Rowing the Mighty Mississippi
HASTINGS — With the sun quickly heating the morning air, John Pritchard helped load supplies Monday into a pair of wooden Victorian skiffs docked at Hub’s Landing and Marina.
Joined by a team of crew members and supporters, the 56-year-old London native led the three-seat rowboats south past Red Wing as part of a 2,300-mile trek down the Mississippi River to raise money for a youth charity.
“I absolutely expected to be on my knees by now because this is a pretty relentless schedule of 25 to 30 miles a day,” Pritchard said Monday while preparing for another nine hours on the water. “I’m feeling tired and I don’t mind stopping, but I feel strong.”
Pritchard, an Olympic silver medalist and former Cambridge Blue rower, is the U.K. chairman of Right to Play, an international organization that uses sports programs to educate and empower children living in adverse environments.
His goal is to raise $1 million for the organization through the voyage dubbed the “Mississippi Million.”
Along with online donations, Pritchard also opened seats on the boats for each two-day rowing stage, giving donors the chance to participate in the historic attempt.
“I am inspired by John Pritchard’s passion and leadership of this exciting initiative for Right to Play,” said CEO and founder Johann Olav Koss in a statement. “No one has ever attempted to row the length of the mighty Mississippi and we look forward to cheering him on all the way to New Orleans.”
Pritchard said the stars of the journey have been the 27-foot-long skiffs, which were handcrafted in England with African mahogany and English oak at a price tag of $50,000 each.
“Everywhere we go, people just flock over to see them,” he said.
With more than 20 days completed so far, Pritchard said the group has faced its share of challenges, including last weekend’s humid weather and a few dead ends along the way.
“How people did this in the old days I simply have no idea,” he said. “We have GPS coming out of our ears, and even then we get lost.”

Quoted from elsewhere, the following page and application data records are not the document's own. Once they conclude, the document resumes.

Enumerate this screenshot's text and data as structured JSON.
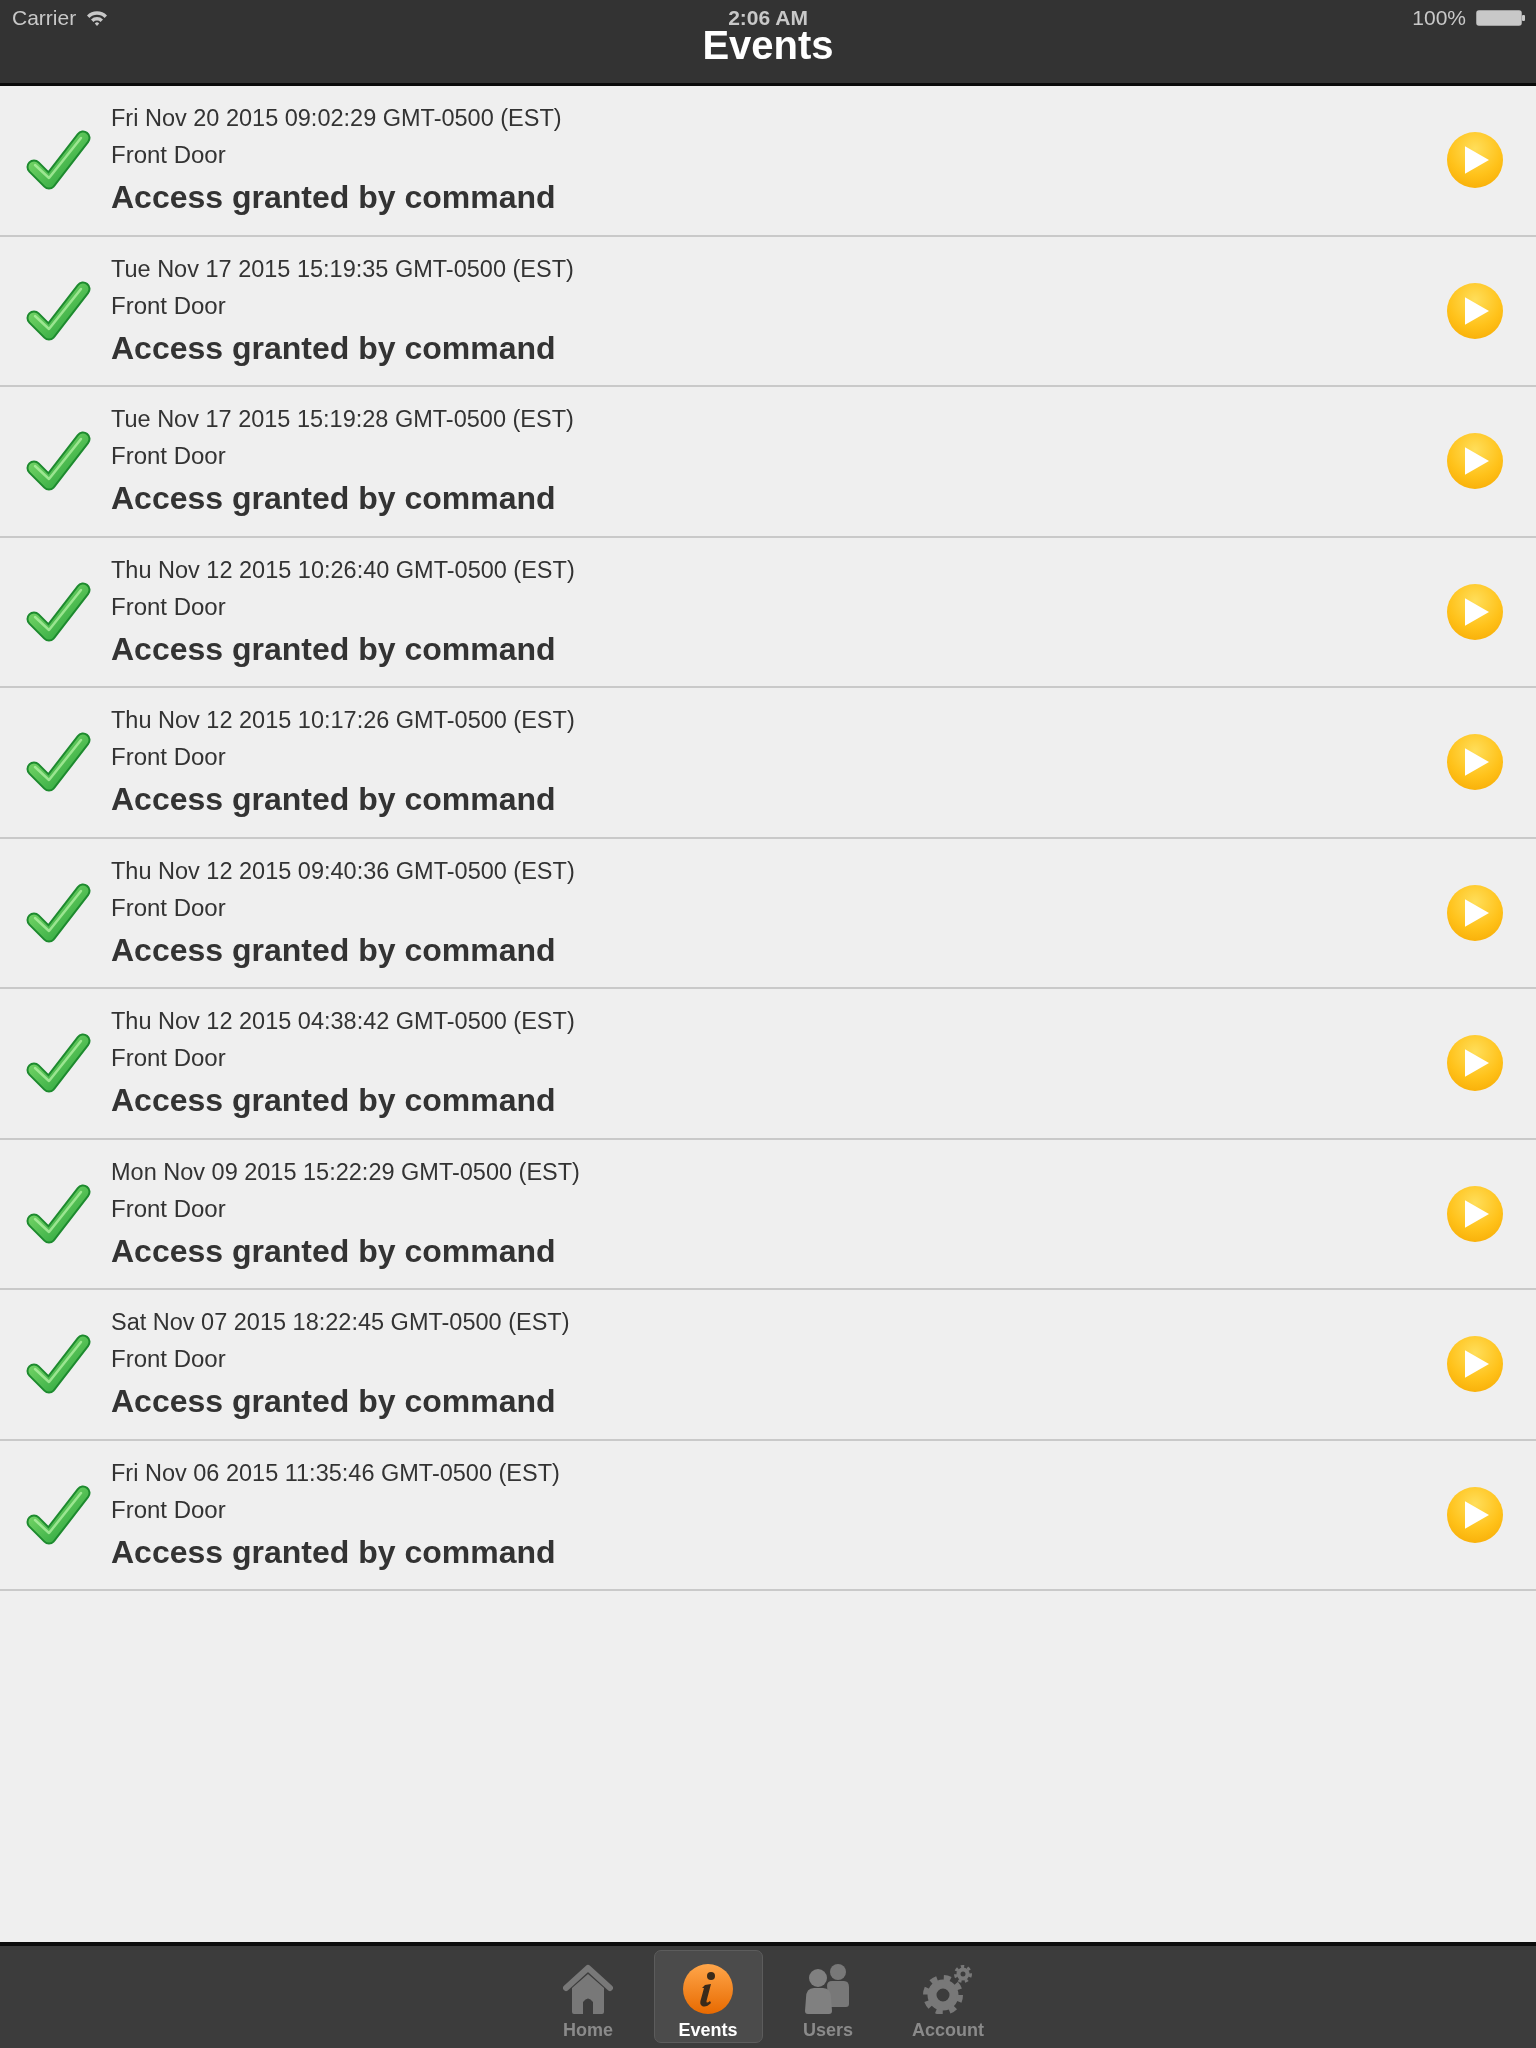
{
  "status_bar": {
    "carrier": "Carrier",
    "time": "2:06 AM",
    "battery": "100%"
  },
  "nav_bar": {
    "title": "Events"
  },
  "events": [
    {
      "date": "Fri Nov 20 2015 09:02:29 GMT-0500 (EST)",
      "location": "Front Door",
      "message": "Access granted by command"
    },
    {
      "date": "Tue Nov 17 2015 15:19:35 GMT-0500 (EST)",
      "location": "Front Door",
      "message": "Access granted by command"
    },
    {
      "date": "Tue Nov 17 2015 15:19:28 GMT-0500 (EST)",
      "location": "Front Door",
      "message": "Access granted by command"
    },
    {
      "date": "Thu Nov 12 2015 10:26:40 GMT-0500 (EST)",
      "location": "Front Door",
      "message": "Access granted by command"
    },
    {
      "date": "Thu Nov 12 2015 10:17:26 GMT-0500 (EST)",
      "location": "Front Door",
      "message": "Access granted by command"
    },
    {
      "date": "Thu Nov 12 2015 09:40:36 GMT-0500 (EST)",
      "location": "Front Door",
      "message": "Access granted by command"
    },
    {
      "date": "Thu Nov 12 2015 04:38:42 GMT-0500 (EST)",
      "location": "Front Door",
      "message": "Access granted by command"
    },
    {
      "date": "Mon Nov 09 2015 15:22:29 GMT-0500 (EST)",
      "location": "Front Door",
      "message": "Access granted by command"
    },
    {
      "date": "Sat Nov 07 2015 18:22:45 GMT-0500 (EST)",
      "location": "Front Door",
      "message": "Access granted by command"
    },
    {
      "date": "Fri Nov 06 2015 11:35:46 GMT-0500 (EST)",
      "location": "Front Door",
      "message": "Access granted by command"
    }
  ],
  "tab_bar": [
    {
      "label": "Home",
      "kind": "home",
      "selected": false
    },
    {
      "label": "Events",
      "kind": "info",
      "selected": true
    },
    {
      "label": "Users",
      "kind": "users",
      "selected": false
    },
    {
      "label": "Account",
      "kind": "gear",
      "selected": false
    }
  ]
}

The physical exertion of rowing for hours on end also means participants have been struggling to eat as many high-calorie foods as possible.

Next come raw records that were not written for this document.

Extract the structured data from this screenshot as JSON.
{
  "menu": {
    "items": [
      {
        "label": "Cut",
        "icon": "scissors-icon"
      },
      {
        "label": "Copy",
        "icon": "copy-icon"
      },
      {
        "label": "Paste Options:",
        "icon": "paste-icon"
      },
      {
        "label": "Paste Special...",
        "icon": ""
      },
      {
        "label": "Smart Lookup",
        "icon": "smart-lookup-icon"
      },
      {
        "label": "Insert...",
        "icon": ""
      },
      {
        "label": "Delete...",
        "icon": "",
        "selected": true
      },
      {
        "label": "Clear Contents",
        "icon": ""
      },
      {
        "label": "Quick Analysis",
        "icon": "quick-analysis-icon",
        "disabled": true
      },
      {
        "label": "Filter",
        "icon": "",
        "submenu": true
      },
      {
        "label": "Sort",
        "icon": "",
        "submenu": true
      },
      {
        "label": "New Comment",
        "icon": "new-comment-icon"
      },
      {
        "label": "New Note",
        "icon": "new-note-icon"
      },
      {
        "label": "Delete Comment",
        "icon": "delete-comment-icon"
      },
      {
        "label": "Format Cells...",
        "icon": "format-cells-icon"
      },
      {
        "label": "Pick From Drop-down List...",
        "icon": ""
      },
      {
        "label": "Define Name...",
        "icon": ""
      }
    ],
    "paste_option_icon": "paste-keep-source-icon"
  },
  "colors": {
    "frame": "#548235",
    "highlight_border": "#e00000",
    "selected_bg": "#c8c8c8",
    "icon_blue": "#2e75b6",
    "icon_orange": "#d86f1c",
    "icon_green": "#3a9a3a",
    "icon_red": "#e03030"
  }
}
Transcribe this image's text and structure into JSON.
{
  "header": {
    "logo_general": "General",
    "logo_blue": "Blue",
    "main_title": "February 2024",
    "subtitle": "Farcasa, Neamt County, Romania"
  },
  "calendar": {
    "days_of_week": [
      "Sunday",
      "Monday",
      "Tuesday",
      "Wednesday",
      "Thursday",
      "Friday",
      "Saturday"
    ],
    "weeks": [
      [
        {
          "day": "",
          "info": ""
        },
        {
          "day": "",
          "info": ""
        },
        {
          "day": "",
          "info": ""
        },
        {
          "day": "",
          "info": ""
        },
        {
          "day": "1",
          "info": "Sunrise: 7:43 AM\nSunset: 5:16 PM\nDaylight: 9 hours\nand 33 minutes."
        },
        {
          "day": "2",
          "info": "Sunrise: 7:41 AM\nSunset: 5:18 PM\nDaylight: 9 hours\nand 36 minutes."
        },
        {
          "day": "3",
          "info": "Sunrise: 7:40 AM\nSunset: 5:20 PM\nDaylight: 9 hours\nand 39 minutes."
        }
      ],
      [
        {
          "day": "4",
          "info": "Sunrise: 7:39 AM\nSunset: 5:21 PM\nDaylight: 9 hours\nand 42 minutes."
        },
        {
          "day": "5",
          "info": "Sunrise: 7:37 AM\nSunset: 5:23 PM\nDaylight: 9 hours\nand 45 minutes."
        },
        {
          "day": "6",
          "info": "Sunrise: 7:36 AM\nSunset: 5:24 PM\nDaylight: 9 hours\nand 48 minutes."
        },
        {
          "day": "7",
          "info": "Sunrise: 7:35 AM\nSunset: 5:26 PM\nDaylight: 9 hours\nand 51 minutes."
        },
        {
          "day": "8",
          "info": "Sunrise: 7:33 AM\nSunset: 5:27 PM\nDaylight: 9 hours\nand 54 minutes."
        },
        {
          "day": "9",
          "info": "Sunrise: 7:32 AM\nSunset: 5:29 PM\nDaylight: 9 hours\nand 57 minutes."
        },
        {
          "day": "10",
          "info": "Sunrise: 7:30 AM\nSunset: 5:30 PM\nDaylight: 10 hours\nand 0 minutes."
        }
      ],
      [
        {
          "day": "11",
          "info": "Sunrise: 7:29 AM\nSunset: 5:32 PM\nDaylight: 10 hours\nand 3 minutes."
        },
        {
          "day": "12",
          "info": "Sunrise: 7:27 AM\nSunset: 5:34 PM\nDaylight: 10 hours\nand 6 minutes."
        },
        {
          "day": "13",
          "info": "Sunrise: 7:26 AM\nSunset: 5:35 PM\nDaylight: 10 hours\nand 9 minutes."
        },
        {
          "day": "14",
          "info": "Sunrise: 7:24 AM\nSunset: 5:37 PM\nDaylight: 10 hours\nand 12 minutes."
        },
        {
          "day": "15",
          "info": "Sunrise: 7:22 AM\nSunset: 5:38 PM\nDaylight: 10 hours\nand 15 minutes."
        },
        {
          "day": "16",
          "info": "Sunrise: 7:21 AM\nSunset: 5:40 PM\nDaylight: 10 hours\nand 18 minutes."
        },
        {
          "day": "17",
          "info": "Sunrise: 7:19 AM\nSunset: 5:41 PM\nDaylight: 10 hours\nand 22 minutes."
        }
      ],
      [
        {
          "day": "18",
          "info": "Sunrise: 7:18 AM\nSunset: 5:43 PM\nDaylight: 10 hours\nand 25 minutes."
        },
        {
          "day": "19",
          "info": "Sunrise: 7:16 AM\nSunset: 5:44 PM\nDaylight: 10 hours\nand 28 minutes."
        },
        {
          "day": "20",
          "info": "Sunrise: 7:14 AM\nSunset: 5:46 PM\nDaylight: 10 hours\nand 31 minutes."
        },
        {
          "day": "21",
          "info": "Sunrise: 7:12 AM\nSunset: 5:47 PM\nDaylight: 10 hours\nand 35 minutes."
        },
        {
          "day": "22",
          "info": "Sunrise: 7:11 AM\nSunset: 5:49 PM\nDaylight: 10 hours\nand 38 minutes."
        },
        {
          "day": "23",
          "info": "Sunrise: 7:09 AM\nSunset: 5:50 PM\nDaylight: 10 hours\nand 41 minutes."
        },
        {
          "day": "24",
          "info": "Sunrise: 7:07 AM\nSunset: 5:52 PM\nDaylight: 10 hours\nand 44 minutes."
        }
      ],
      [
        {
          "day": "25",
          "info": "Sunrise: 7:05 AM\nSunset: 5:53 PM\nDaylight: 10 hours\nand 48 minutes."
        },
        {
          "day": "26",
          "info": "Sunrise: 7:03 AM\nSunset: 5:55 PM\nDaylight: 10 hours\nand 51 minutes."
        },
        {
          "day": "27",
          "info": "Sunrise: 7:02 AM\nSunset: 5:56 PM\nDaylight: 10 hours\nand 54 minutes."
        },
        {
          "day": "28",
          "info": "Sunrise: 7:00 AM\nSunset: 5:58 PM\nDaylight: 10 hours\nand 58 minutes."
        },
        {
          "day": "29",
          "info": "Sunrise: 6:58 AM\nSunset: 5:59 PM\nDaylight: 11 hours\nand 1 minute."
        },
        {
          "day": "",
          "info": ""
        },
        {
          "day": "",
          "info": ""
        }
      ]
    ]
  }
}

“If I manage to continue eating between 5,000 and 6,000 calories a day, I will only lose another 40 pounds,” he said. “Butter is my friend.”

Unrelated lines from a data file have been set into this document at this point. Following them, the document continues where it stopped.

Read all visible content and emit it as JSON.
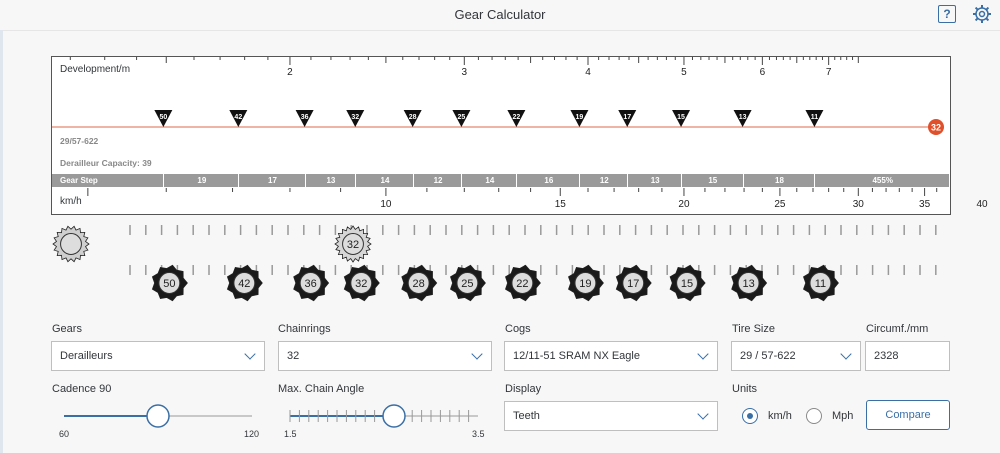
{
  "app": {
    "title": "Gear Calculator"
  },
  "chart": {
    "development_label": "Development/m",
    "development_ticks": [
      "2",
      "3",
      "4",
      "5",
      "6",
      "7"
    ],
    "tire_label": "29/57-622",
    "derailleur_capacity": "Derailleur Capacity: 39",
    "chainring_badge": "32",
    "cog_markers": [
      "50",
      "42",
      "36",
      "32",
      "28",
      "25",
      "22",
      "19",
      "17",
      "15",
      "13",
      "11"
    ],
    "gear_step_label": "Gear Step",
    "gear_steps": [
      "19",
      "17",
      "13",
      "14",
      "12",
      "14",
      "16",
      "12",
      "13",
      "15",
      "18",
      "455%"
    ],
    "speed_label": "km/h",
    "speed_ticks": [
      "10",
      "15",
      "20",
      "25",
      "30",
      "35",
      "40"
    ]
  },
  "drivetrain": {
    "chainring": "32",
    "cogs": [
      "11",
      "13",
      "15",
      "17",
      "19",
      "22",
      "25",
      "28",
      "32",
      "36",
      "42",
      "50"
    ]
  },
  "controls": {
    "gears": {
      "label": "Gears",
      "value": "Derailleurs"
    },
    "chainrings": {
      "label": "Chainrings",
      "value": "32"
    },
    "cogs": {
      "label": "Cogs",
      "value": "12/11-51 SRAM NX Eagle"
    },
    "tire_size": {
      "label": "Tire Size",
      "value": "29 / 57-622"
    },
    "circumference": {
      "label": "Circumf./mm",
      "value": "2328"
    },
    "cadence": {
      "label": "Cadence 90",
      "min": "60",
      "max": "120",
      "value_fraction": 0.5
    },
    "chain_angle": {
      "label": "Max. Chain Angle",
      "min": "1.5",
      "max": "3.5",
      "value_fraction": 0.55
    },
    "display": {
      "label": "Display",
      "value": "Teeth"
    },
    "units": {
      "label": "Units",
      "options": [
        "km/h",
        "Mph"
      ],
      "selected": "km/h"
    },
    "compare_label": "Compare"
  },
  "colors": {
    "accent": "#3a6fa6",
    "marker": "#e0502a",
    "redline": "#e06a4a",
    "gearstep_bg": "#9a9a9a"
  }
}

The group will continue south until reaching New Orleans around Oct. 25 — some 85 days after launching Aug. 2 from South Clearwater in north-central Minnesota.
Power of play Right to Play was founded on the idea that having fun is important for all children, regardless of where or into what conditions they were born.
“Through playing sports and games, we teach children essential life skills that will help them overcome the effects of poverty, conflict and disease so that they can create better futures and drive lasting social change in their communities and beyond,” according to the Right to Play website.
The organization started in the early 1990s after Koss, a Norwegian speed skater, travelled to Eritrea in the Horn of Africa as a humanitarian ambassador for a group called Olympic Aid. Koss spoke with a boy there who showed him how he fashioned a long-sleeved shirt into a makeshift ball.
The image carried with Koss to the 1994 Lillehammer Winter Olympics, where he won three gold medals. Koss pledged the bonuses he received for the wins to Olympic Aid, while also calling on Norwegians to donate to the organization for every gold medal won by the country during the games.
All told, the initiative raised more than $18 million, the organization says. Koss used the funds to return to Eritrea with a shipment of sports equipment.
Olympic Aid became Right to Play in 2000, and continues to organize sports programs in more than 20 countries. It boasts an estimated 13,500 volunteer coaches and 600 international staff.
Touching journey Like Koss, Pritchard said he found inspiration through a personal connection with a child.
While on a recent trip to Ghana with his wife and 10-year-old son, Pritchard met Richmond, a boy with Down syndrome living in a school for the disabled.
Richmond was too small to play games with other children, but he took a liking to Pritchard and his digital camera. After running around and taking photos, Richmond returned the camera and gave Pritchard a 20-minute hug.
Later that night, as Pritchard hugged his son, he said it made him realize there was no one out there to hug Richmond at bedtime.
“It was at that point I decided to do this thing,” Pritchard explains on his website about the decision to row the Mississippi River for Right to Play. “I’m going to tell them that there is one small, beaming boy in the middle of Africa that has caused this extraordinary undertaking to happen.”
Pritchard named one of the skiffs Richmond in the boy’s honor, with the other named Doreen after a woman in Ghana who runs Right to Play programs.
Follow Pritchard and his team’s journey at www.mississippimillion.com.